copajaus: After looking at those shots,the advantages (And disadvantages...) of a high pixel count are obvious.For me cropping is the most important point and the possibilities with 36mp are pretty good.Not sure in low light though, but that's predictable.Let's keep in mind that those pictures are taken without really knowing the camera well, meaning potentially every shot could be a lot better.I think the D800 is well priced if we evaluate its capabilities. On the other end, the Canon EOS-5D mk3 is $500 to expensive... and I am a Canon man.Both are great camera but let's not forget that the photographer vision is the most important thing... not the photographic gears.To conclude, "Bravo" to Nikon and Canon for moving the SLR technology 1 step further in the right direction.

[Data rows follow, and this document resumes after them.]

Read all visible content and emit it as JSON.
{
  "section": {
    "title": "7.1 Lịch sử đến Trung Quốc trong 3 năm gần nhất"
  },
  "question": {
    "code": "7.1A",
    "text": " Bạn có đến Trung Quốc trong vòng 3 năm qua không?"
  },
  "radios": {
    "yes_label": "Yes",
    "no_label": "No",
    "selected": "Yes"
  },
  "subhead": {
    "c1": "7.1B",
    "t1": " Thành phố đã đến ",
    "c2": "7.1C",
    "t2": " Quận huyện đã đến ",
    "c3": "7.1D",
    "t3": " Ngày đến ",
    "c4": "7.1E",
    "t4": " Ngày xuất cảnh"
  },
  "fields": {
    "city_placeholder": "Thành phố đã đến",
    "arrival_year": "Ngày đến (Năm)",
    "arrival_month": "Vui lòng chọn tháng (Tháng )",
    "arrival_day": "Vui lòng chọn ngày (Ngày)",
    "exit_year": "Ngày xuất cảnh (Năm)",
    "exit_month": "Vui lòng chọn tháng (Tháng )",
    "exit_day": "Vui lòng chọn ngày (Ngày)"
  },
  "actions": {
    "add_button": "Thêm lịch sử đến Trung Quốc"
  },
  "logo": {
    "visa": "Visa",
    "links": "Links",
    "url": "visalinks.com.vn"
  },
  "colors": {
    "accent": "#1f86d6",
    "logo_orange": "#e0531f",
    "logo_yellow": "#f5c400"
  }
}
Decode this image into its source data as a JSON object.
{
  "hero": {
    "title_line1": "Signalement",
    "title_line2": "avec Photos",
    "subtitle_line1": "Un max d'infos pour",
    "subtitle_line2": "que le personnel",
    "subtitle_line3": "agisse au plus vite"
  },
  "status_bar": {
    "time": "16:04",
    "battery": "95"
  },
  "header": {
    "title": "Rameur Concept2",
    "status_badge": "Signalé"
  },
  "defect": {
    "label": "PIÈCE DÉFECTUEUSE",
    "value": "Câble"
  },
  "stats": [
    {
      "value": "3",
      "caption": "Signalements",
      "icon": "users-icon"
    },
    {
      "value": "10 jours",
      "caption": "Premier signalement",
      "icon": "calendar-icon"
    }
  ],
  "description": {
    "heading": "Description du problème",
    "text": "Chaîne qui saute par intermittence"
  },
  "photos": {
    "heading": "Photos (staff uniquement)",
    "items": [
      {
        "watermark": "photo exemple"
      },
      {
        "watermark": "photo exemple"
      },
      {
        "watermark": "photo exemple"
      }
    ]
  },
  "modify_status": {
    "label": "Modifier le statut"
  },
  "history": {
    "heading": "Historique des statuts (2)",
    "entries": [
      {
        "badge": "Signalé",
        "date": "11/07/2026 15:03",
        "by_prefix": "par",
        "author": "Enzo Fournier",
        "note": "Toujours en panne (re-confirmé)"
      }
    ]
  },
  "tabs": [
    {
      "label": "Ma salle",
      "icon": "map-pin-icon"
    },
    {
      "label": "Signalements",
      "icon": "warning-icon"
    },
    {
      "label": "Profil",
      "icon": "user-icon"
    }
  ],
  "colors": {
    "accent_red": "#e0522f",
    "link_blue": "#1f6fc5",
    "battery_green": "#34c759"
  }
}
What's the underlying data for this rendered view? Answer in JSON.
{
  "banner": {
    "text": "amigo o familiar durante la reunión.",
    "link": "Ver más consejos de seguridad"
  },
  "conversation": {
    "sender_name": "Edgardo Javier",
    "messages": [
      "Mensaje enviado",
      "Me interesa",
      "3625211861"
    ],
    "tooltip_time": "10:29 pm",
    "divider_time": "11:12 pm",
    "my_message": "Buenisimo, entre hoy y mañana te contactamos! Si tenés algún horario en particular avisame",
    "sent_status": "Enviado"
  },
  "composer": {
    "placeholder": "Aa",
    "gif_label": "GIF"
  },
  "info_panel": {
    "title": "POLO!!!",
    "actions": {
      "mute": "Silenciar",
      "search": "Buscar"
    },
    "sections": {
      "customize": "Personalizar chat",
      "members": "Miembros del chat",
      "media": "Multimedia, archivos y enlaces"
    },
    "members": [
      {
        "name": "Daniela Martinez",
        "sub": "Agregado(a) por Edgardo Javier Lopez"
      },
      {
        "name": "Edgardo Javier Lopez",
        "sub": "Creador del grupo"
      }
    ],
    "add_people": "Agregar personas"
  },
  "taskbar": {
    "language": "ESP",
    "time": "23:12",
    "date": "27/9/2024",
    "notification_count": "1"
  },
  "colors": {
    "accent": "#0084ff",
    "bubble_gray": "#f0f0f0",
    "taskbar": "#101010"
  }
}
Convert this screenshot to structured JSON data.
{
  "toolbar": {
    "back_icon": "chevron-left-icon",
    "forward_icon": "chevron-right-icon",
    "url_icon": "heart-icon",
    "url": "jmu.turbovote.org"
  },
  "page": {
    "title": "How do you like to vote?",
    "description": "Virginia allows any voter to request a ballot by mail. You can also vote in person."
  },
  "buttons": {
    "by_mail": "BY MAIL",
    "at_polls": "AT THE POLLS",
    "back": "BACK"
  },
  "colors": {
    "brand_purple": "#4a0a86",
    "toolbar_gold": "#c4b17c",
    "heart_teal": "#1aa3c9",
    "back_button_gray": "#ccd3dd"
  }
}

Well said copajaus. I cringe when people say they buy 'new gear' to take better pictures. After looking at their photos, I think they are just wasting their money. You are absolutely right about the 'photographer vision'. I think all these senseless ramblings about which brand is better is just to justify the investment they have made with their systems. It's a sort of 'self-assurance' thing. Both Canon and Nikon are excellent brands and both are equally good. The choice of one over the other is based on personal preference. For me, I prefer Nikons for how they position the mode dials as well as the position of the ISO and metering buttons. That's just me. :)
draculavn: high resolution brings big but low quality photos. That's D800 will do
I didn't think the D800 fared that bad. I studied the full-resolution samples and I was totally stunned. I was a bit skeptical about the camera when the 5D MkIII's high ISO samples were released, but then I realized that the image quality at high ISO (plus high pixel density, perhaps?) depends on the lighting quality. I own a D7000 (my first DSLR) and I am very happy with the low-light and high ISO image quality, but the D800, despite the pixel density and pixel size being only slightly larger than the D7000, performs remarkably well. Thumbs up to Canon as well for their 5D MIII. The more intense the competition between the two, the better the cameras will be. For me, I'm sticking with Nikon =)
Biowizard: To me the D800 genuinely does enter into former "Medium Format" territory. Seriously amazing detail in that shot!
I agree with you Brian. I cannot understand why there are some people who get so critical of the high resolution coming at the expense of noise levels. I own a D7000 and I can conclude that the D800, despite having pixels that are only slightly larger than the D7000, fares of significantly better. More pixels means a wider latitude for doing post processing. =)
Gasman66: The samples are no better, and no worse than I would expect. But don't get me wrong - this is one superb camera. I have been a Canon user for 30 years and this is a Nikon that would make me switch allegiance - were it not for my array of EF lenses (which I believe is better than Nikon's, both individually and as a range). The D800 is not badly priced in my view, ergonomically looks excellent (another Nikon forte) and they've also acknowledged that built in flash is occasionally useful for those of us who venture outside the studio.
All kudos to Nikon for this one - I think it trumps the 5D MkIII.
I don't think Canon lenses are any better than Nikon ones. I shoot both Canon and Nikon and it is hard to tell the difference. Comparing Nikon to Canon would be like comparing apples to, well, apples. I think at the end of the day it depends a lot on the subtleties. For me personally, I prefer Nikon's menu layout and shutter/aperture dial locations. To be overly critical of either brand would be missing the whole point. People take pictures, not cameras.